Sharp unveils Corner R smartphone with bezel-free FHD display

Sharp unveils Corner R smartphone with bezel-free FHD display
Sharp unveils Corner R smartphone with bezel-free FHD display
A prototype 5.2-inch FHD smartphone from Sharp makes its debut at an electronics show in Japan.
Allen Ngo,

Sharp has unveiled at the Combined Exhibition of Advanced Technologies (CEATech) show in Japan a brand new concept phone that builds upon the existing Sharp Aquos Crystal series. The Crystal smartphones are notable for their extremely narrow bezels that are even smaller than what current flagships have to offer. Our full review on the 5-inch Aquos Crystal shows it to be a unique experience and a surprisingly small device considering the screen size.

The new Corner R goes one step further with a 5.2-inch FHD display and a dense 425 PPI. The screen is virtually borderless around three of its four sides and its IGZO screen promises to be more power-efficient than previous Aquos displays.
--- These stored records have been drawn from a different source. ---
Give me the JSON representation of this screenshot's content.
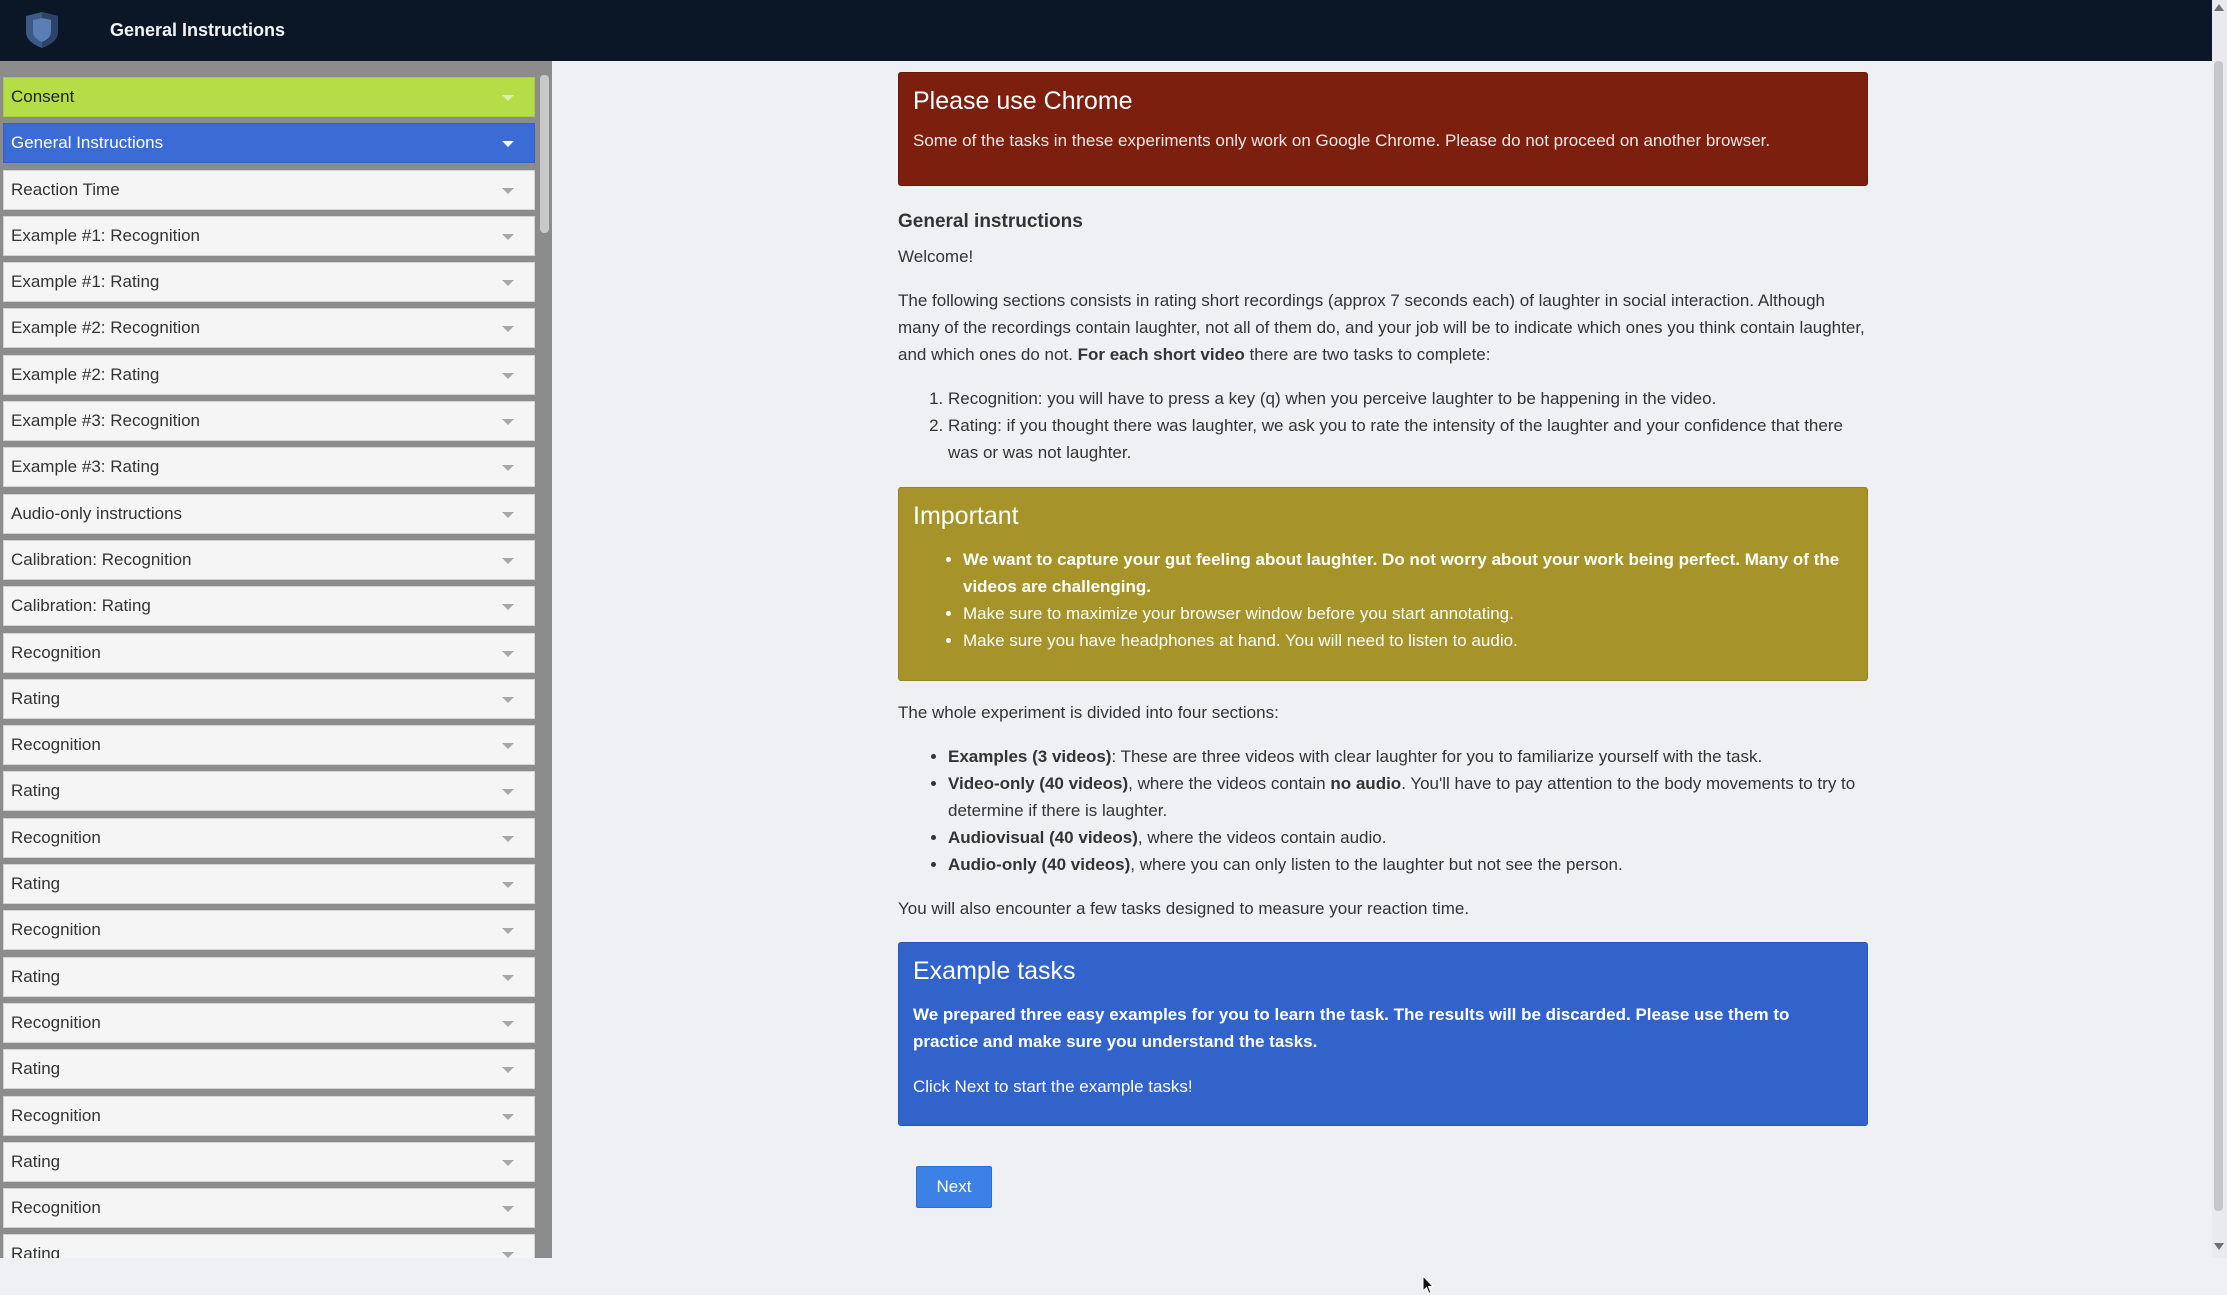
{
  "header": {
    "title": "General Instructions",
    "logo_icon": "shield-icon"
  },
  "sidebar": {
    "items": [
      {
        "label": "Consent"
      },
      {
        "label": "General Instructions"
      },
      {
        "label": "Reaction Time"
      },
      {
        "label": "Example #1: Recognition"
      },
      {
        "label": "Example #1: Rating"
      },
      {
        "label": "Example #2: Recognition"
      },
      {
        "label": "Example #2: Rating"
      },
      {
        "label": "Example #3: Recognition"
      },
      {
        "label": "Example #3: Rating"
      },
      {
        "label": "Audio-only instructions"
      },
      {
        "label": "Calibration: Recognition"
      },
      {
        "label": "Calibration: Rating"
      },
      {
        "label": "Recognition"
      },
      {
        "label": "Rating"
      },
      {
        "label": "Recognition"
      },
      {
        "label": "Rating"
      },
      {
        "label": "Recognition"
      },
      {
        "label": "Rating"
      },
      {
        "label": "Recognition"
      },
      {
        "label": "Rating"
      },
      {
        "label": "Recognition"
      },
      {
        "label": "Rating"
      },
      {
        "label": "Recognition"
      },
      {
        "label": "Rating"
      },
      {
        "label": "Recognition"
      },
      {
        "label": "Rating"
      }
    ]
  },
  "chrome_alert": {
    "title": "Please use Chrome",
    "text": "Some of the tasks in these experiments only work on Google Chrome. Please do not proceed on another browser."
  },
  "instructions": {
    "heading": "General instructions",
    "welcome": "Welcome!",
    "intro": "The following sections consists in rating short recordings (approx 7 seconds each) of laughter in social interaction. Although many of the recordings contain laughter, not all of them do, and your job will be to indicate which ones you think contain laughter, and which ones do not.",
    "intro_bold": "For each short video",
    "intro_tail": " there are two tasks to complete:",
    "tasks": [
      "Recognition: you will have to press a key (q) when you perceive laughter to be happening in the video.",
      "Rating: if you thought there was laughter, we ask you to rate the intensity of the laughter and your confidence that there was or was not laughter."
    ]
  },
  "important": {
    "title": "Important",
    "items": [
      "We want to capture your gut feeling about laughter. Do not worry about your work being perfect. Many of the videos are challenging.",
      "Make sure to maximize your browser window before you start annotating.",
      "Make sure you have headphones at hand. You will need to listen to audio."
    ]
  },
  "sections": {
    "intro": "The whole experiment is divided into four sections:",
    "items": [
      {
        "bold": "Examples (3 videos)",
        "text": ": These are three videos with clear laughter for you to familiarize yourself with the task."
      },
      {
        "bold": "Video-only (40 videos)",
        "text": ", where the videos contain ",
        "bold2": "no audio",
        "text2": ". You'll have to pay attention to the body movements to try to determine if there is laughter."
      },
      {
        "bold": "Audiovisual (40 videos)",
        "text": ", where the videos contain audio."
      },
      {
        "bold": "Audio-only (40 videos)",
        "text": ", where you can only listen to the laughter but not see the person."
      }
    ],
    "outro": "You will also encounter a few tasks designed to measure your reaction time."
  },
  "example_tasks": {
    "title": "Example tasks",
    "bold_text": "We prepared three easy examples for you to learn the task. The results will be discarded. Please use them to practice and make sure you understand the tasks.",
    "text": "Click Next to start the example tasks!"
  },
  "next_label": "Next",
  "colors": {
    "topbar": "#0b1726",
    "consent": "#b5dd48",
    "active": "#3b6cd6",
    "alert_red": "#7d1f0e",
    "alert_gold": "#a6942a",
    "alert_blue": "#3263cb",
    "button": "#3d80e6"
  }
}
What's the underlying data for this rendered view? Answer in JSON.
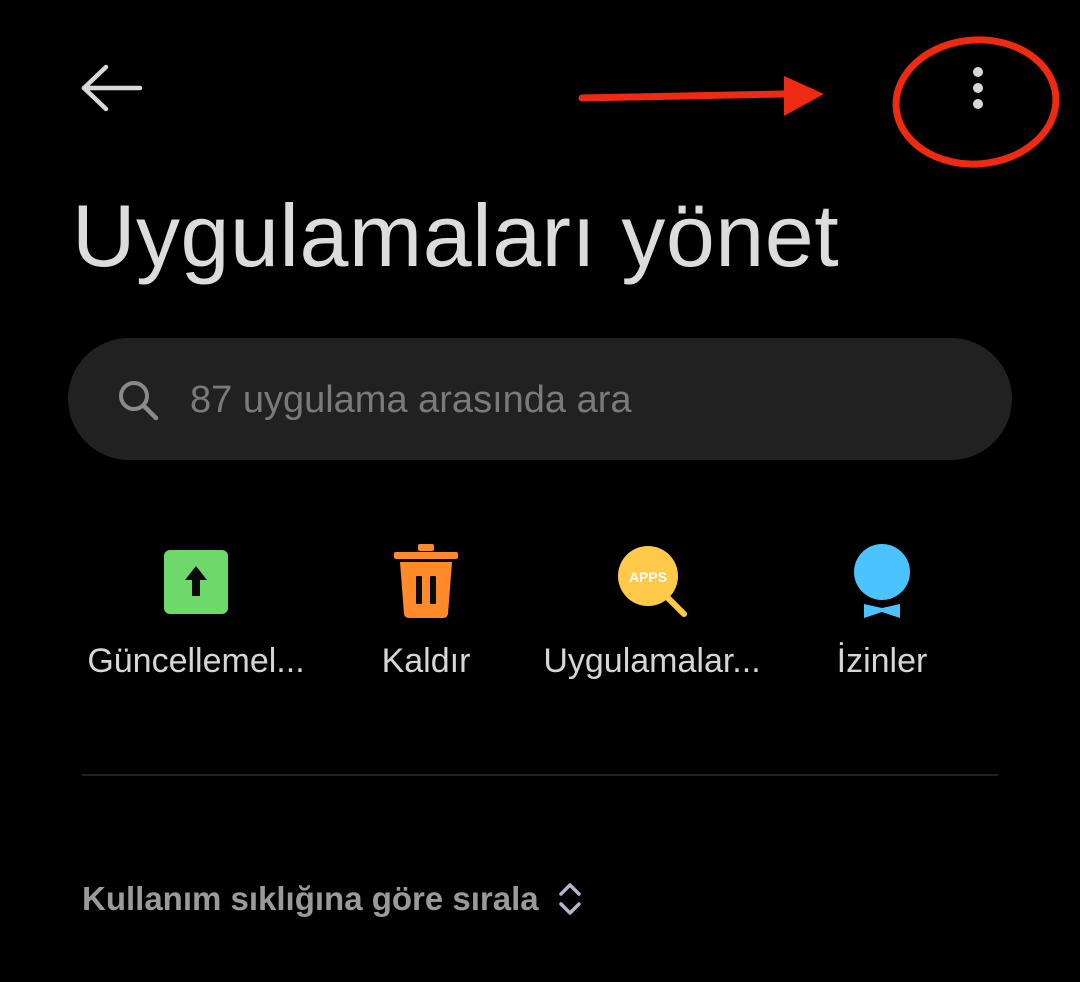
{
  "header": {
    "back_icon": "arrow-left-icon",
    "more_icon": "more-vertical-icon"
  },
  "title": "Uygulamaları yönet",
  "search": {
    "icon": "search-icon",
    "value": "",
    "placeholder": "87 uygulama arasında ara"
  },
  "quick_actions": [
    {
      "label": "Güncellemel...",
      "icon": "update-icon",
      "color": "#6fd86a"
    },
    {
      "label": "Kaldır",
      "icon": "trash-icon",
      "color": "#ff8a2a"
    },
    {
      "label": "Uygulamalar...",
      "icon": "apps-search-icon",
      "color": "#ffc94a",
      "icon_text": "APPS"
    },
    {
      "label": "İzinler",
      "icon": "permissions-icon",
      "color": "#4cc3ff"
    }
  ],
  "sort": {
    "label": "Kullanım sıklığına göre sırala",
    "icon": "sort-toggle-icon"
  },
  "colors": {
    "background": "#000000",
    "search_bg": "#212121",
    "annotation": "#ee2a12"
  }
}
The design of the Corner R naturally lends itself to be one of the smallest 5.2-inch smartphones available if Sharp decides to mass produce the device.

Existing Sharp smartphones include the Aquos Crystal X in 2015 and a 4.1-inch 700 PPI IGZO prototype in 2014 that never went into production. Last year's Aquos Mini did not launch outside of Japan while the original Aquos Crystal had a quiet launch in North America. Borderless smartphones continue to be a rarity, though next year's iPhone may change all that according to current rumors.


static version load dynamic
Loading Comments
Comment on this article
Please share our article, every link counts!
> Notebook / Laptop Reviews and News > News > News Archive > Newsarchive 2016 10 > Sharp unveils Corner R smartphone with bezel-free FHD display
Allen Ngo, 2016-10- 9 (Update: 2016-10- 9)
Allen Ngo
Allen Ngo - US Editor in Chief
After graduating with a B.S. in environmental hydrodynamics from the University of California, I studied reactor physics to become licensed by the U.S. NRC to operate nuclear reactors. There's a striking level of appreciation you gain for everyday consumer electronics after working with modern nuclear reactivity systems astonishingly powered by computers from the 80s. When I'm not managing day-to-day activities and US review articles on Notebookcheck, you can catch me following the eSports scene and the latest gaming news.